■ Activity ■
Each line containing the string "this" should be copied out of the entries.

■ Entries provided ■
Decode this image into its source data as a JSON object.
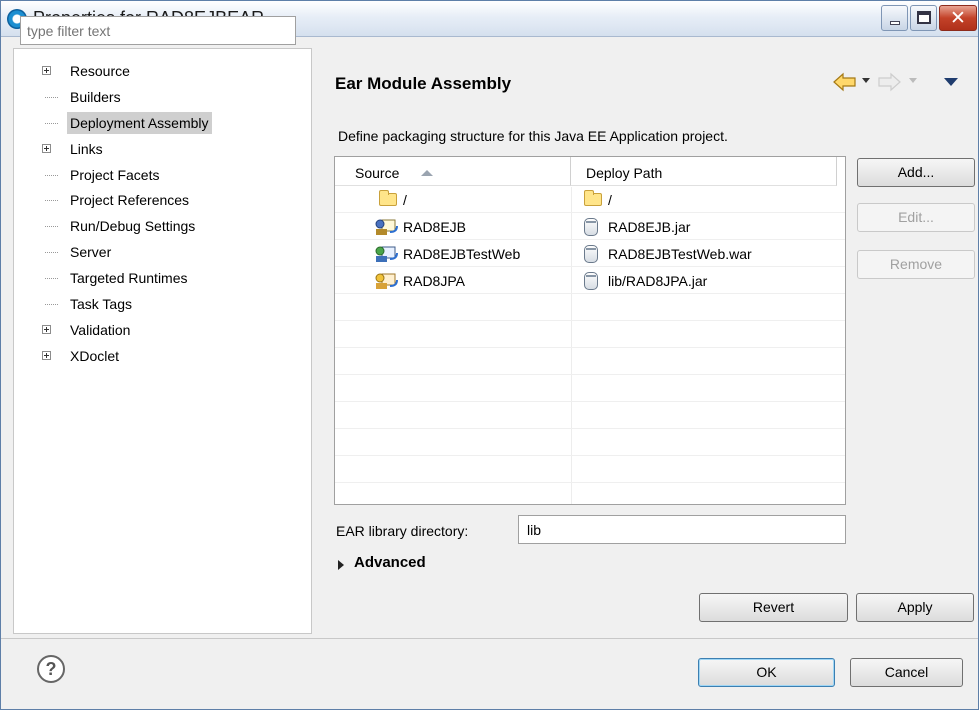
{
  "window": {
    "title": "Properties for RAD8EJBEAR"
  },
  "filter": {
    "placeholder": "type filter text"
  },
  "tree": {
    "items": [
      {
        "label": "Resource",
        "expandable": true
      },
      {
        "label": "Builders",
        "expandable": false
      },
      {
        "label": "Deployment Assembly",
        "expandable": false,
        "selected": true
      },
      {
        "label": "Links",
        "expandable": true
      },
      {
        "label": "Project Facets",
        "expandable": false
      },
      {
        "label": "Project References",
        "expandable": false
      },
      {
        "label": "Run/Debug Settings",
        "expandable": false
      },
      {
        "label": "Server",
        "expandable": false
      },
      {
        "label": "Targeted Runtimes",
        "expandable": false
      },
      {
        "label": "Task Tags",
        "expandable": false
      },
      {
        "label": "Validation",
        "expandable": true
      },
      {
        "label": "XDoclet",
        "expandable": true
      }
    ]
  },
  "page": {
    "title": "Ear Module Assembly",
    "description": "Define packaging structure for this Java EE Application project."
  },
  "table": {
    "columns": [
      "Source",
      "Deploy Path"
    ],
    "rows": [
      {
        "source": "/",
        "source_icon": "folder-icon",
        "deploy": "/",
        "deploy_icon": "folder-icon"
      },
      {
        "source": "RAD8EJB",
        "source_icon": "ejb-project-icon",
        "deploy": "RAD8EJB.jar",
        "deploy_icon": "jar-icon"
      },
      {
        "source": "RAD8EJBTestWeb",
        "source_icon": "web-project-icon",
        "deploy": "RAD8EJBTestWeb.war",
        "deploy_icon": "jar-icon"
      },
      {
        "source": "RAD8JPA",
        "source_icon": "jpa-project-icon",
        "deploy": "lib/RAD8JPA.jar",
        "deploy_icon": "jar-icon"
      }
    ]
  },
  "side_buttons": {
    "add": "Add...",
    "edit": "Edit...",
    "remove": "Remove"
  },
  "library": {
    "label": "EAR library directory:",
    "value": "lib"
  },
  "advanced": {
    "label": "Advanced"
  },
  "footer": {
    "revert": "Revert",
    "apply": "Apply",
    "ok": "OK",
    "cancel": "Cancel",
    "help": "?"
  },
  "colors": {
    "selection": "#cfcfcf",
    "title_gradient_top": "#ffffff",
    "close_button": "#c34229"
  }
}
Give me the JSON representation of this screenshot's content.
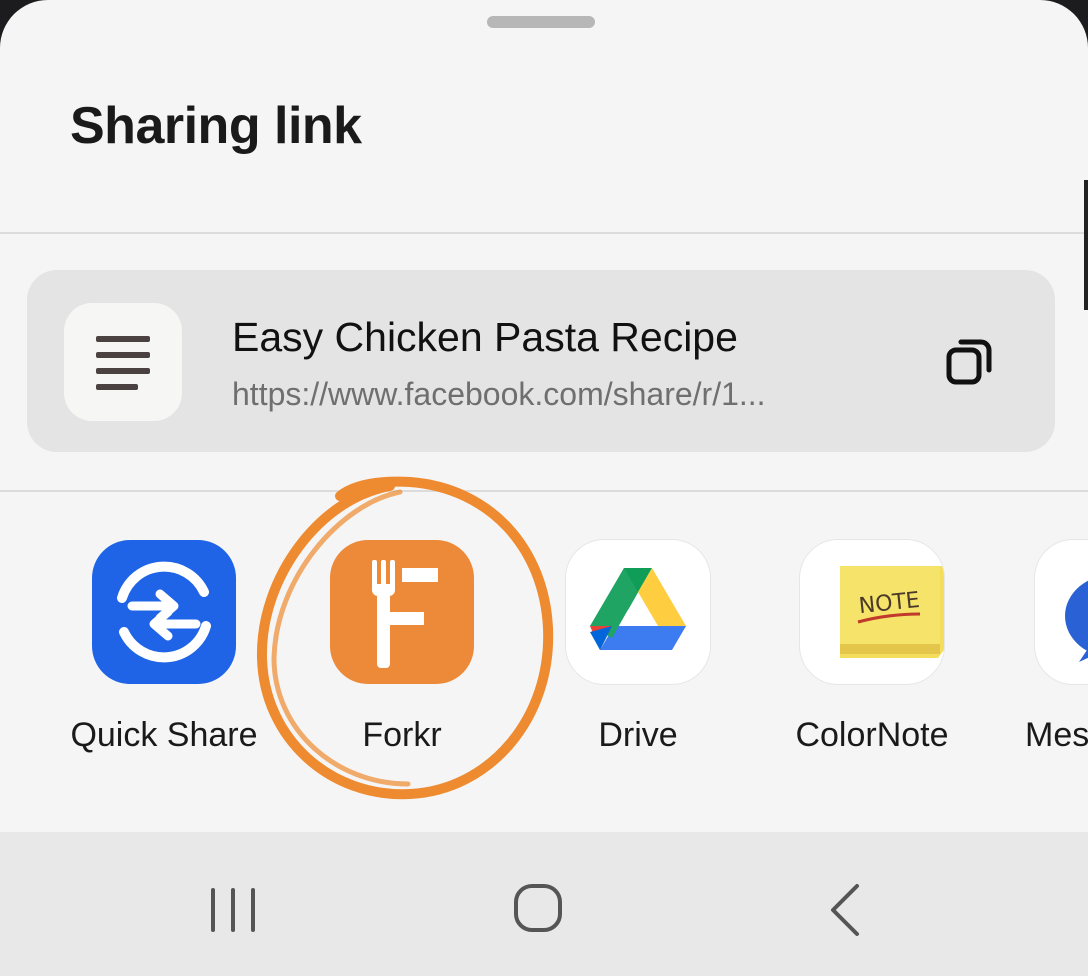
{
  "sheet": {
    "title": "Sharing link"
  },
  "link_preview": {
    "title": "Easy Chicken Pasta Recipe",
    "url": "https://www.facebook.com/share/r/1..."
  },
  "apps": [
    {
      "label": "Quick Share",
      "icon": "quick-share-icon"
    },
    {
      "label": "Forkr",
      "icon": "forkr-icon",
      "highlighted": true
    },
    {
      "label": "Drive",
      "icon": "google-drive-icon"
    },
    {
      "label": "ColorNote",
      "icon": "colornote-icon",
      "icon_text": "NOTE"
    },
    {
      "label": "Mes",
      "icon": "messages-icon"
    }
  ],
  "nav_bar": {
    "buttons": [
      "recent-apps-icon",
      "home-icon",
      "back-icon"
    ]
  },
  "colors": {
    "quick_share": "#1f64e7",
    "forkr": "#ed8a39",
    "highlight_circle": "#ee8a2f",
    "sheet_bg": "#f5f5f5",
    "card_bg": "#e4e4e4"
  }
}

■ Written answer ■
Decode this image into its source data as a JSON object.
    "description": "Define packaging structure for this Java EE Application project."
Give me the JSON representation of this screenshot's content.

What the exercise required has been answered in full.